Ovarian cancer is a disease in which normal cells in an ovary change, grow uncontrollably, and form a mass of cells called a tumor. Epithelial carcinoma, which begins in cells on the outer surface of the ovary, is the most common type of ovarian cancer.
WHAT IS THE FUNCTION OF THE OVARIES?
Every woman has two ovaries, the almond-shaped glands that contain the eggs. During ovulation, an egg is released from an ovary and travels to the uterus through the fallopian tube. The ovaries are the primary source of estrogen and progesterone, the hormones that inf luence breast growth, body shape, and body hair, and regulate the menstrual cycle and pregnancy
SYMPTOMS AND SIGNS:
Ovarian cancer was once thought to cause no symptoms. However, recent studies have shown that woman with ovarian cancer are more likely to have the following symptoms or signs, even if the cancer is in an early stage. Sometimes, women with ovarian cancer do not show any of these symptoms. Or, these symptoms may be caused by a medical condition that is not cancer.
Pelvic or abdominal pain
Difficulty eating or feeling full quickly
Urinary symptoms (urgency or frequency)
For many women with ovarian cancer, these symptoms occur often and are different from what is normal for their bodies. Women who have these symptoms almost daily for more than a few weeks should see a gynecologist (a doctor who specializes in treating diseases of the female reproductive organs). Early medical evaluation may help detect the cancer at the earliest possible stage of the disease, when it is easier to treat.
Women with ovarian cancer may also have the following symptoms:
Pain with intercourse
However, these symptoms are equally as likely to be caused by another medical condition. If you are concerned about any of these symptoms or signs, please talk with your doctor.
Doctors use many tests to diagnose cancer and find out if it has metastasized (spread). Some tests may also determine which treatments may be the most effective. For most types of cancer, a biopsy is the only way to make a definitive diagnosis of cancer. If a biopsy is not possible, the doctor may suggest other tests that will help make a diagnosis. Imaging tests may be used to find out whether the cancer has metastasized
As with all cancers, early detection and treatment is important. However, early detection of ovarian cancer is difficult. Often, women don’t have any symptoms until the later stages of the disease. In fact, 70% of ovarian cancers are not found until the disease is in an advanced stage and has spread to other parts of the body, most commonly the abdomen.
In addition to a physical exam, the following tests may be used to diagnose ovarian cancer:
CA-125 ASSAY: This blood test measures a substance called CA-125, a tumor marker, which is found in higher levels in women with ovarian cancer. Woman younger than 50 with conditions such as endometriosis, pelvic inflammatory disease, and uterine fibroids may have an increased CA-125 level.
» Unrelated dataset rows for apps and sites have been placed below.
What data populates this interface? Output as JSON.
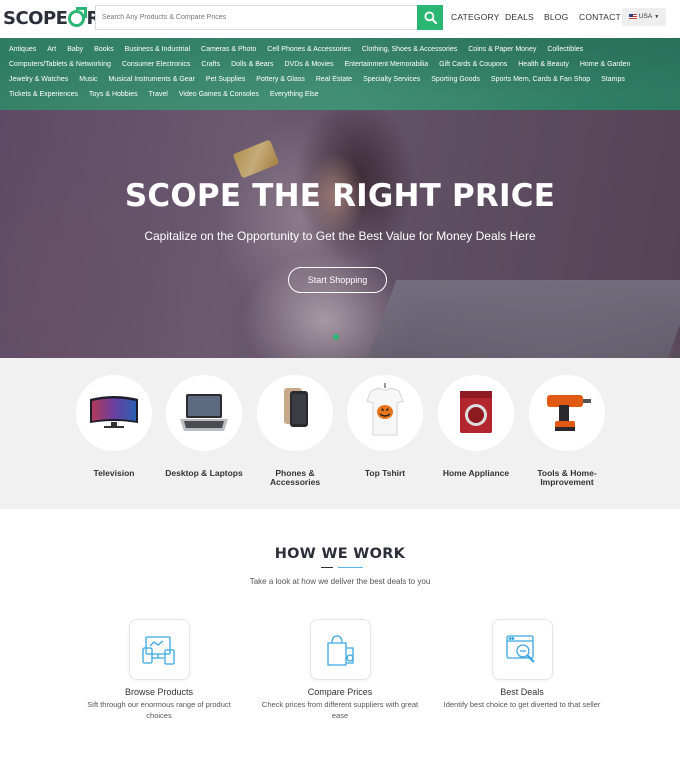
{
  "header": {
    "logo_left": "SCOPE",
    "logo_right": "RICE",
    "search_placeholder": "Search Any Products & Compare Prices",
    "nav": [
      "CATEGORY",
      "DEALS",
      "BLOG",
      "CONTACT"
    ],
    "country": "USA"
  },
  "categories_bar": {
    "rows": [
      [
        "Antiques",
        "Art",
        "Baby",
        "Books",
        "Business & Industrial",
        "Cameras & Photo",
        "Cell Phones & Accessories",
        "Clothing, Shoes & Accessories",
        "Coins & Paper Money",
        "Collectibles"
      ],
      [
        "Computers/Tablets & Networking",
        "Consumer Electronics",
        "Crafts",
        "Dolls & Bears",
        "DVDs & Movies",
        "Entertainment Memorabilia",
        "Gift Cards & Coupons",
        "Health & Beauty",
        "Home & Garden"
      ],
      [
        "Jewelry & Watches",
        "Music",
        "Musical Instruments & Gear",
        "Pet Supplies",
        "Pottery & Glass",
        "Real Estate",
        "Specialty Services",
        "Sporting Goods",
        "Sports Mem, Cards & Fan Shop",
        "Stamps"
      ],
      [
        "Tickets & Experiences",
        "Toys & Hobbies",
        "Travel",
        "Video Games & Consoles",
        "Everything Else"
      ]
    ]
  },
  "hero": {
    "title": "SCOPE THE RIGHT PRICE",
    "subtitle": "Capitalize on the Opportunity to Get the Best Value for Money Deals Here",
    "button": "Start Shopping"
  },
  "featured_categories": [
    {
      "label": "Television",
      "icon": "television-image"
    },
    {
      "label": "Desktop & Laptops",
      "icon": "laptop-image"
    },
    {
      "label": "Phones & Accessories",
      "icon": "phone-image"
    },
    {
      "label": "Top Tshirt",
      "icon": "tshirt-image"
    },
    {
      "label": "Home Appliance",
      "icon": "washing-machine-image"
    },
    {
      "label": "Tools & Home-Improvement",
      "icon": "drill-image"
    }
  ],
  "how_we_work": {
    "title": "HOW WE WORK",
    "subtitle": "Take a look at how we deliver the best deals to you",
    "steps": [
      {
        "title": "Browse Products",
        "desc": "Sift through our enormous range of product choices",
        "icon": "devices-icon"
      },
      {
        "title": "Compare Prices",
        "desc": "Check prices from different suppliers with great ease",
        "icon": "shopping-bag-icon"
      },
      {
        "title": "Best Deals",
        "desc": "Identify best choice to get diverted to that seller",
        "icon": "deal-search-icon"
      }
    ]
  },
  "colors": {
    "accent": "#2bb673",
    "category_band": "#3a8a6f",
    "title_dark": "#2b2f3a",
    "line_blue": "#5ab4e8"
  }
}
This test is more accurate in postmenopausal women.
Biopsy.A biopsy is the removal of a small amount of tissue for examination under a microscope
X-RAY: An x-ray is a picture of the inside of the body. For instance, a chest x-ray can show if the cancer has spread to the lungs.
LOWER GASTROINTESTINAL (GI) SERIES: This is a series of x-rays of the colon and rectum taken after the patient has a barium enema. The barium highlights the colon and rectum on the x-ray, making it easier to identify a tumor or abnormal area in those organs.
Computed tomography (CT or CAT) scan.
Positron emission tomography (PET) scan.
WHAT DOES STAGE MEAN?
The stage is a way of describing a cancer, such as where it is located, if or where it has spread, and whether it is affecting the functions of other organs in the body. There are four stages for ovarian cancer: stages I through IV (one through four). Details about these stages are available at www.cancer.net/ovarian
HOW IS OVARIAN CANCER TREATED?
The treatment of ovarian cancer depends on the size and location of the tumor, whether the cancer has spread, and the woman’s overall health. Surgery is often the first treatment and may include the removal of the ovaries, fallopian tubes, and uterus. Chemotherapy may be given to lower the risk of cancer returning and/or treat metastatic cancer. Radiation therapy is not often used to treat ovarian cancer but may be used to relieve side effects. When making treatment decisions, women may also consider a clinical trial; talk with your doctor about all treatment options. The side effects of ovarian cancer treatment can often be prevented or managed with the help of your health care team.